THE TASK: Every line of the entries that holds the word "star" is to be copied.

Web page and app entries:
-------------------------
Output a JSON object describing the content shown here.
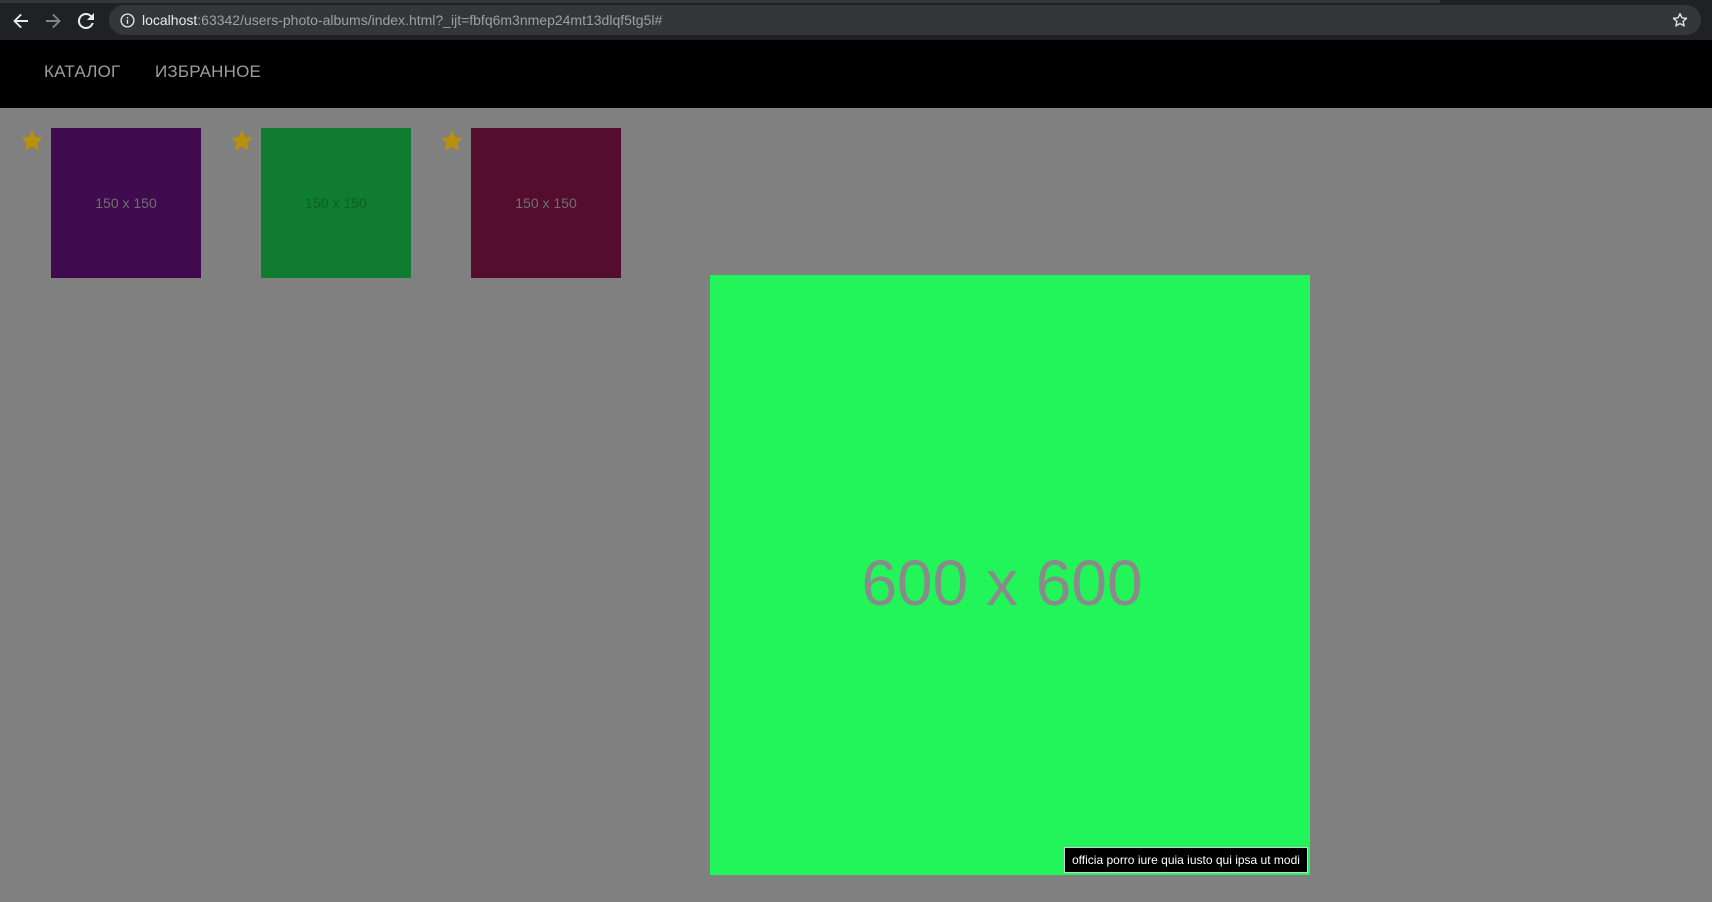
{
  "browser": {
    "url_host": "localhost",
    "url_rest": ":63342/users-photo-albums/index.html?_ijt=fbfq6m3nmep24mt13dlqf5tg5l#",
    "icons": {
      "back": "arrow-back-icon",
      "forward": "arrow-forward-icon",
      "reload": "reload-icon",
      "site_info": "info-icon",
      "bookmark": "star-outline-icon"
    }
  },
  "nav": {
    "items": [
      {
        "label": "КАТАЛОГ"
      },
      {
        "label": "ИЗБРАННОЕ"
      }
    ]
  },
  "thumbnails": [
    {
      "label": "150 x 150",
      "color": "#3f0b4e",
      "favorite": true
    },
    {
      "label": "150 x 150",
      "color": "#107c30",
      "favorite": true
    },
    {
      "label": "150 x 150",
      "color": "#540d2e",
      "favorite": true
    }
  ],
  "colors": {
    "page_bg": "#808080",
    "nav_bg": "#000000",
    "star": "#b8900c",
    "preview_bg": "#22f55a"
  },
  "preview": {
    "label": "600 x 600",
    "color": "#22f55a"
  },
  "tooltip": {
    "text": "officia porro iure quia iusto qui ipsa ut modi"
  }
}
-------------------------
RESPONSE TO THIS TASK:
      "bookmark": "star-outline-icon"
    "star": "#b8900c",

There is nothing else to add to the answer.